Getting The Job Done.

An article from the internet site Headhunter, written by Nick Corcodilos, (which helps customers in their job search and through the hiring process) has a very interesting take on Liberal Arts classes. Nick himself was a Liberal Arts major and truely believes that it has helped his career and he has the proof. Nick worked for a CEO who couldn't write well, but the CEO was surrounded by people who could translate his phenomenal ideas onto paper to communicate his ideas properly. Thanks to Nick's Liberal Arts degree, he had an edge over other job candidates who he said "couldn't write to save their lives" and Nick credits his good communication skills to his Liberal Arts education. Though Nick is very thankful for his Liberal Arts educational experience which has helped lead him to success, he feels that one thing that can become a challenge to Liberal Arts majors is presenting their qualifications for job interviews. In the article he says that in order to find the job that best utilizes your qualifications, you have to "map" your skills to the job that you want, because the realization is that Liberal Arts majors have a vast array of knowledge in many different fields which qualifies them for many different jobs.
Posted by Kara

Wednesday, November 16, 2005

When it Comes to Informing

When it comes to informing the public, the media is the medium to go through. But at the same time, isnt it also the job to show the public stories that they want to hear? This issue of whether general education classes has had little recognition from the media. What needs to be made aware to the people who are attending universities is how affective are these classes? What do they prepare people for and what could be some potential pro's and con's to having them? Most of the public never questions whether liberal arts classes should be required becuase they assume they are their for a reason. If, these questions are put forward and the media shows what the controversy is then more people will partcipate in finding the best sollution. How should the media do this without taking a stance on the situation?

Tuesday, November 15, 2005

College Dropouts

Students in Australia are opting out of taking general education courses and are going straight for a professional degree. They are choosing professional degree programs such as accounting, surveying, and physiotherapy because they want to score a high paying job as soon as possible. The majority of professors and many students want to have at least one year of required general education courses because they feel that they are necessary in allowing students to have a well rounded education. At these professional colleges, students are not getting a proper education, often causing them to leave the college without a degree. By starting an Australian Liberal Arts university (modeled after ones in the United States), professors feel that a Liberal Arts education could be very beneficial to students while decreasing the dropout rates and at the same time they could compete with the professional degree programs, improving the quality of their teaching.
Posted by Kara

Are students really concerned?

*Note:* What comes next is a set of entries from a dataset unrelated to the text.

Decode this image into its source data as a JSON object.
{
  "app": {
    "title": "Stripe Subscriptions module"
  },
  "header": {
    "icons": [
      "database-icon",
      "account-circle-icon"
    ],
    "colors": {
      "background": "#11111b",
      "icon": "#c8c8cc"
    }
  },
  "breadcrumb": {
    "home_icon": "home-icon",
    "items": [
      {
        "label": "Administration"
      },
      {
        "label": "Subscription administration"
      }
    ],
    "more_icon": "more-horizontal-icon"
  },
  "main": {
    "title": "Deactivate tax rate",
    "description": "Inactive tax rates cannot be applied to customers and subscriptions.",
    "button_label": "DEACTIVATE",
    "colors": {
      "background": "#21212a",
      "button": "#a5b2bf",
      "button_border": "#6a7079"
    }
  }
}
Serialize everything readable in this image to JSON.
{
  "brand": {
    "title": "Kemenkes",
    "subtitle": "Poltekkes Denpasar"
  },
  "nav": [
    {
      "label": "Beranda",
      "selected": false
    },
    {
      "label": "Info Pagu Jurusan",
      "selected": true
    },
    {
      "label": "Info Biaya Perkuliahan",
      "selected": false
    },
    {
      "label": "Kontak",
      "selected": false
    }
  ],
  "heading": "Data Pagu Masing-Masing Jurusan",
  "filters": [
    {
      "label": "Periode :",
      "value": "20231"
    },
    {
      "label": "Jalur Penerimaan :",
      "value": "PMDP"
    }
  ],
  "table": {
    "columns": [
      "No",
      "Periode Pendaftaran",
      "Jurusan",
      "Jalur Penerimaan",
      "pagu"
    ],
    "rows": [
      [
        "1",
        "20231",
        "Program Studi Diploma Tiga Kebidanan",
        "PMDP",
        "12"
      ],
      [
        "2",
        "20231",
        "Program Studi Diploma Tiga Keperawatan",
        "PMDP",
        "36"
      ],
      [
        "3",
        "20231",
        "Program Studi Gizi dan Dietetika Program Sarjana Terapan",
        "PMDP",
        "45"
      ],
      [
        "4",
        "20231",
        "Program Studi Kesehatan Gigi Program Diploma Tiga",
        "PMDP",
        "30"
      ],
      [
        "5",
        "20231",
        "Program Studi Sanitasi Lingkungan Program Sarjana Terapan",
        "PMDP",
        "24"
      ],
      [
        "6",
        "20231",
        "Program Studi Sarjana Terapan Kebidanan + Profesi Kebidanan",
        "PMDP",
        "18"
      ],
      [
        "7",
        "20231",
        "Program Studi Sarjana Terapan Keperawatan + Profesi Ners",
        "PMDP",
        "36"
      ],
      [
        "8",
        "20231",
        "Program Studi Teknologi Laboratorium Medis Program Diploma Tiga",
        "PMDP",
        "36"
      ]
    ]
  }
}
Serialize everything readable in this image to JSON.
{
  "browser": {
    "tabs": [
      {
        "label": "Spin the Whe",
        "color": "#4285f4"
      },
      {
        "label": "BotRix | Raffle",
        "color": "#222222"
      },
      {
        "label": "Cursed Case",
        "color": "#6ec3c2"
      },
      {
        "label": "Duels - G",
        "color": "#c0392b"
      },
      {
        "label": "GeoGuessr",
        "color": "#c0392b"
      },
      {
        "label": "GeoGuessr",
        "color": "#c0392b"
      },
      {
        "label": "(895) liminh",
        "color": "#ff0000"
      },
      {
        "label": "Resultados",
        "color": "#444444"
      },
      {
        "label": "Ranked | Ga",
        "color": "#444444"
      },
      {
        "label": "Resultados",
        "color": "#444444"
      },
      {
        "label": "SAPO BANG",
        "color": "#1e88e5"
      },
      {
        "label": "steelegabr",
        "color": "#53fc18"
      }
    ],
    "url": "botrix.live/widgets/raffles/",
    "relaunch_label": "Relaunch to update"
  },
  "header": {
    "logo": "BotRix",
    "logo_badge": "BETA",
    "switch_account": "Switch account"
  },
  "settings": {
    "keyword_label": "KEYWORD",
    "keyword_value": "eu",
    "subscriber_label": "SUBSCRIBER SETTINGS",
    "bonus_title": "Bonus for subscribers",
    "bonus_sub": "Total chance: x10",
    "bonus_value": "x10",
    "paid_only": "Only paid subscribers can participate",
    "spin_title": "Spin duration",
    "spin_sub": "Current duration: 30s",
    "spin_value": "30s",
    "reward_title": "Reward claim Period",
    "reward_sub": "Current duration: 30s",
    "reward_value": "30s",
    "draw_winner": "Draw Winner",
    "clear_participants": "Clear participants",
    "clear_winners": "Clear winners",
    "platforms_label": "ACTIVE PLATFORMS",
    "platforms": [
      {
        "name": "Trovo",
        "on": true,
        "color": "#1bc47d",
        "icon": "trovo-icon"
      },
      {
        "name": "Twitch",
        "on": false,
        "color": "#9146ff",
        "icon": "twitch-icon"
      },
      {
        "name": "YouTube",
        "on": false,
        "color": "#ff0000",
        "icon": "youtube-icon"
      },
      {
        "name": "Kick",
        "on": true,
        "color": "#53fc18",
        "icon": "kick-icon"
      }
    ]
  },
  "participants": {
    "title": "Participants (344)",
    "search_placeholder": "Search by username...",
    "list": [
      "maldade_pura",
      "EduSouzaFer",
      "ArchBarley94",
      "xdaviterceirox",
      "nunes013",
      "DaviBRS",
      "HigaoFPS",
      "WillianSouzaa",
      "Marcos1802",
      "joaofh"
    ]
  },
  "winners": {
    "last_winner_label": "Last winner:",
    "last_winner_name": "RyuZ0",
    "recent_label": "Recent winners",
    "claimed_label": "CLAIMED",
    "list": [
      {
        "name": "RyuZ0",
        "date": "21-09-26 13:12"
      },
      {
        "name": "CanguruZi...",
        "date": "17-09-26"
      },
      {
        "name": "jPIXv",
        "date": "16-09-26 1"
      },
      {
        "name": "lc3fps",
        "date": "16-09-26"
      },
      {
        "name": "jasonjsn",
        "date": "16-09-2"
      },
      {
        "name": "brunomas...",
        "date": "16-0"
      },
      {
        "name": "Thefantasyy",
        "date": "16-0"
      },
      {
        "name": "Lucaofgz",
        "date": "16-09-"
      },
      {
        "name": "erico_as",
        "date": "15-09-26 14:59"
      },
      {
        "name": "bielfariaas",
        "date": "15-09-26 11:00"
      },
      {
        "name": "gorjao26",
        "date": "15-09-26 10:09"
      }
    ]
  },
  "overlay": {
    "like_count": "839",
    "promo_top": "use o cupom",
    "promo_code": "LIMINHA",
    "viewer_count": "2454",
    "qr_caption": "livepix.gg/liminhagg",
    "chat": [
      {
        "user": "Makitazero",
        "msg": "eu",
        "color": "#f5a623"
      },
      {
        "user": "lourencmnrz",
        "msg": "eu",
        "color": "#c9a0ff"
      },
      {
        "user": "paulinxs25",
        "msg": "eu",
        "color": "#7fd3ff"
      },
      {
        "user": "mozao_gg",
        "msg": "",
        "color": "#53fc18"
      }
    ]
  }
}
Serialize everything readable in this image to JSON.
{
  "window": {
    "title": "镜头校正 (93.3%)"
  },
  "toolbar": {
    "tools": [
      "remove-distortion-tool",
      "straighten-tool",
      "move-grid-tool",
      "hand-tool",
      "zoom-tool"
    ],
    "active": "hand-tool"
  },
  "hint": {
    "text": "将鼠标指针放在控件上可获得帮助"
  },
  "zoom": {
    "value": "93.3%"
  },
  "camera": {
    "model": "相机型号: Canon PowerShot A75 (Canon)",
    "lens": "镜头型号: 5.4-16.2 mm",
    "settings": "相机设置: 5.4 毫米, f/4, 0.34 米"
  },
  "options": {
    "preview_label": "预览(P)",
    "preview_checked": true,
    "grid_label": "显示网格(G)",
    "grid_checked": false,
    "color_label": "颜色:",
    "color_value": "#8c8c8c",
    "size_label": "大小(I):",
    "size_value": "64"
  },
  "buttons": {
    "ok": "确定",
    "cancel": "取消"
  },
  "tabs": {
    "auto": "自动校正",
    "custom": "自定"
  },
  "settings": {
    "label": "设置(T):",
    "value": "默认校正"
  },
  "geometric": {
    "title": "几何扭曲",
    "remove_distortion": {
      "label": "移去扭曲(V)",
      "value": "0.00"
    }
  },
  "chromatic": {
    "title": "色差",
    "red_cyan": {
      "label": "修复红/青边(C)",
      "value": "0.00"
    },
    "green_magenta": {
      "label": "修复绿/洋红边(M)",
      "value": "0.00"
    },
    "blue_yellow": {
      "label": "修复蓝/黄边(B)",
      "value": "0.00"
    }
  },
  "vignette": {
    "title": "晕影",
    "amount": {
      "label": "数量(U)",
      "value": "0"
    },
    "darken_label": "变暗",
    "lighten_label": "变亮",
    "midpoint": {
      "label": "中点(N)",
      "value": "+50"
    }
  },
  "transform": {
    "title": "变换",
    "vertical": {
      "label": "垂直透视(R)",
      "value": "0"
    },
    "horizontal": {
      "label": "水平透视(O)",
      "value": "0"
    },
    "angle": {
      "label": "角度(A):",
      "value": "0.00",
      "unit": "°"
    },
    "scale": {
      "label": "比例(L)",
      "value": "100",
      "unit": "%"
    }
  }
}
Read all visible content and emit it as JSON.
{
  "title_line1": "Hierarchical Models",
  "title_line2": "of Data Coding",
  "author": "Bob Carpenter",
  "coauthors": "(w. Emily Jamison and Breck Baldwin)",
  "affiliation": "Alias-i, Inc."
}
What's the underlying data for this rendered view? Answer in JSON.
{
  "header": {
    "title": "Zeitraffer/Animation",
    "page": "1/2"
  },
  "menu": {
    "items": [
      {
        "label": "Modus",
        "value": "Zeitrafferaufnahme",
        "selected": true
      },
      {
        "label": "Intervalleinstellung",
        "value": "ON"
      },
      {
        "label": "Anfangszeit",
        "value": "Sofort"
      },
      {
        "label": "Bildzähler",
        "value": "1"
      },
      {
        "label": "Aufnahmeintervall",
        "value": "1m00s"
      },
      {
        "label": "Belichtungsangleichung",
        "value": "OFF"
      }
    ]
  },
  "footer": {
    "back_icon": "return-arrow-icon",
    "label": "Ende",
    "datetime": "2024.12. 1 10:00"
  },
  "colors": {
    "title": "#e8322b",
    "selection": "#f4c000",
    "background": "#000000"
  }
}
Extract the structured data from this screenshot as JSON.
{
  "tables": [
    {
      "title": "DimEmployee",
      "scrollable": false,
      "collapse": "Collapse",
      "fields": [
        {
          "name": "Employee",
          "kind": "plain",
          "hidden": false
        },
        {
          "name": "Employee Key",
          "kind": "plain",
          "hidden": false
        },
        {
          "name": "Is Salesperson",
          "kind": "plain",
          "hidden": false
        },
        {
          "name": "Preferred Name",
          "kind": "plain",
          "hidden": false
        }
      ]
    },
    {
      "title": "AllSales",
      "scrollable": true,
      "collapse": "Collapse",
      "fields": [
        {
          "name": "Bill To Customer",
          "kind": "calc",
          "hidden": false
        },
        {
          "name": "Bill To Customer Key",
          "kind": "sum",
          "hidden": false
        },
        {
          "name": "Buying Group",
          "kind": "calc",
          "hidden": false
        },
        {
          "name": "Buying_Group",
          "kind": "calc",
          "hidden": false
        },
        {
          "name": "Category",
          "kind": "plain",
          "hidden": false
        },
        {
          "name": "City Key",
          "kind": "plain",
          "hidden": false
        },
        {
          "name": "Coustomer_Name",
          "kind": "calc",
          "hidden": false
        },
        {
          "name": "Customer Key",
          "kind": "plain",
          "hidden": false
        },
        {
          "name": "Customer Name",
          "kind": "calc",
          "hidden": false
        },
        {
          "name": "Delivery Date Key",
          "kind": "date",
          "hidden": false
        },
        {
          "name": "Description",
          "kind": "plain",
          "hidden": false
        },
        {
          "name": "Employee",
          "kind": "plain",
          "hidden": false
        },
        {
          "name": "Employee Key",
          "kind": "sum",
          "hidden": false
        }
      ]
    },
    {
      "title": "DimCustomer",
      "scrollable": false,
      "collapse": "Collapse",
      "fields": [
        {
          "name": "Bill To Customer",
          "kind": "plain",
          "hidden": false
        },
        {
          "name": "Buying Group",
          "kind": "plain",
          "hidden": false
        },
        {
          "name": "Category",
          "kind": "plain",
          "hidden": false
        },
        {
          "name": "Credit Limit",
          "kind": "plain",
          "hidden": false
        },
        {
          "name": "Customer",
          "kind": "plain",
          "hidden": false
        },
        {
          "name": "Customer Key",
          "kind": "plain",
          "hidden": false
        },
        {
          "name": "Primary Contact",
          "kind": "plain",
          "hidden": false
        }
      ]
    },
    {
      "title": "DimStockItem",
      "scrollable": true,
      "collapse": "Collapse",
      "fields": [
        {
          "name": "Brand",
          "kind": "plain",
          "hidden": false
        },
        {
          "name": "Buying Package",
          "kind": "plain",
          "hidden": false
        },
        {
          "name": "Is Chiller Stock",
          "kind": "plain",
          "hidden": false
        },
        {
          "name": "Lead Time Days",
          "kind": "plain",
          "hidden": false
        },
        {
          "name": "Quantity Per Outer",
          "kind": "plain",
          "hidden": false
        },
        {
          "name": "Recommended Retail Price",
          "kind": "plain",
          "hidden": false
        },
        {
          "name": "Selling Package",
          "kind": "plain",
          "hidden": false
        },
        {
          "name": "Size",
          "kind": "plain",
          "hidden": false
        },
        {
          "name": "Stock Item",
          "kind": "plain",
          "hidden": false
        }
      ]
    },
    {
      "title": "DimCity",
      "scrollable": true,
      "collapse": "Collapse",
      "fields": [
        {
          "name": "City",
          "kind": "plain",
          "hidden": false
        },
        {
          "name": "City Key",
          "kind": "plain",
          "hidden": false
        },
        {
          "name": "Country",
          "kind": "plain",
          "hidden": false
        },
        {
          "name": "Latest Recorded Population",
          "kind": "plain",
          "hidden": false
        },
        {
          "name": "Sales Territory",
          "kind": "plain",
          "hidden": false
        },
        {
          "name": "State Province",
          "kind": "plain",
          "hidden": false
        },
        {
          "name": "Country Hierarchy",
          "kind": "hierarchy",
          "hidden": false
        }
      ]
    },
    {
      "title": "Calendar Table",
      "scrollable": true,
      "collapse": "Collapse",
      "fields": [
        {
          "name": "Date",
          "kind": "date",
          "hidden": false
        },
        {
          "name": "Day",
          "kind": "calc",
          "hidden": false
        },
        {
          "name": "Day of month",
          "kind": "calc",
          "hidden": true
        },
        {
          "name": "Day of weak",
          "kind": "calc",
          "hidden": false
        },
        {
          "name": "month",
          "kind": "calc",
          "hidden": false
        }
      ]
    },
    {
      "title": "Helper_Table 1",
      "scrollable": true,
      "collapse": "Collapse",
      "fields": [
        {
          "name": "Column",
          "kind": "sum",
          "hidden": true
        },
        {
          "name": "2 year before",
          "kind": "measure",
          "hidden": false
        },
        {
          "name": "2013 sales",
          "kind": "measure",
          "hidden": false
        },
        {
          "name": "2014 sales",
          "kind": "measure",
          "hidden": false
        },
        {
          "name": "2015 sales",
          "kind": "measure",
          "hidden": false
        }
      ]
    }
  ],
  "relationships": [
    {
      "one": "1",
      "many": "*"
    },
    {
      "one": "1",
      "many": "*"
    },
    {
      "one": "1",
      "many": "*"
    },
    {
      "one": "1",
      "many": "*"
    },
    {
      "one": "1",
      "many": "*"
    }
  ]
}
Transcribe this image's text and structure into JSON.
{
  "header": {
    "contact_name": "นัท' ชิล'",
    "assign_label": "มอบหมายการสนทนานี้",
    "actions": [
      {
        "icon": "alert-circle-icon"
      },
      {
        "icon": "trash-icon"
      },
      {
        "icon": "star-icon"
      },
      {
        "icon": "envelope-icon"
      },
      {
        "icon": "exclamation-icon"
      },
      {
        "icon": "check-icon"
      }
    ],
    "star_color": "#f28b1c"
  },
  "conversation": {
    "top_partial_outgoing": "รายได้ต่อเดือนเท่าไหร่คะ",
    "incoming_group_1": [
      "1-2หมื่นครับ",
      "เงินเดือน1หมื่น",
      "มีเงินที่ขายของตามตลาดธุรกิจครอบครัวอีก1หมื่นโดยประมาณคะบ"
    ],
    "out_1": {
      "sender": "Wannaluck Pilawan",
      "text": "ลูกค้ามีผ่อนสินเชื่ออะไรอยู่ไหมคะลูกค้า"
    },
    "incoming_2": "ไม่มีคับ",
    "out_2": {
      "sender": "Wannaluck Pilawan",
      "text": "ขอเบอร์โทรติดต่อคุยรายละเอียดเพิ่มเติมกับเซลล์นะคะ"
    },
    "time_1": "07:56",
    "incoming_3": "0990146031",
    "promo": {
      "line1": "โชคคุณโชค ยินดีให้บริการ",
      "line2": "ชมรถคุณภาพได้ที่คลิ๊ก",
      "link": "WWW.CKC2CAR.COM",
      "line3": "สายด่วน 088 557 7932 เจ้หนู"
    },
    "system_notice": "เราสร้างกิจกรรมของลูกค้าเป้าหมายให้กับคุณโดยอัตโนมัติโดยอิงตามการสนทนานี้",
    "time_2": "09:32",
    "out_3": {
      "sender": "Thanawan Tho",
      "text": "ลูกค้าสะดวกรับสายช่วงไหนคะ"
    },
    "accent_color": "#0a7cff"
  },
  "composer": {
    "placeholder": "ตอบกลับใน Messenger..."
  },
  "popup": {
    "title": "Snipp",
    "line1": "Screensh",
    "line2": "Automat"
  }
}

There have been a few editorials in the paper and responses to those editorials but are students really concerned with changing the general eduaction requirements? At least on the University of Iowa campus I haven't seen any picket lines or any protests about gen ed courses. The student government doesn't even have gen ed courses on their agenda. Do students really have big problems with these required classes? Yes there have been some editorials, and yes you hear students say things like "wow I wish I didn't have to take a required course," but is there enough outrage and protest to this subject for an actual debate or do students not care enough to change it?
Posted by Katie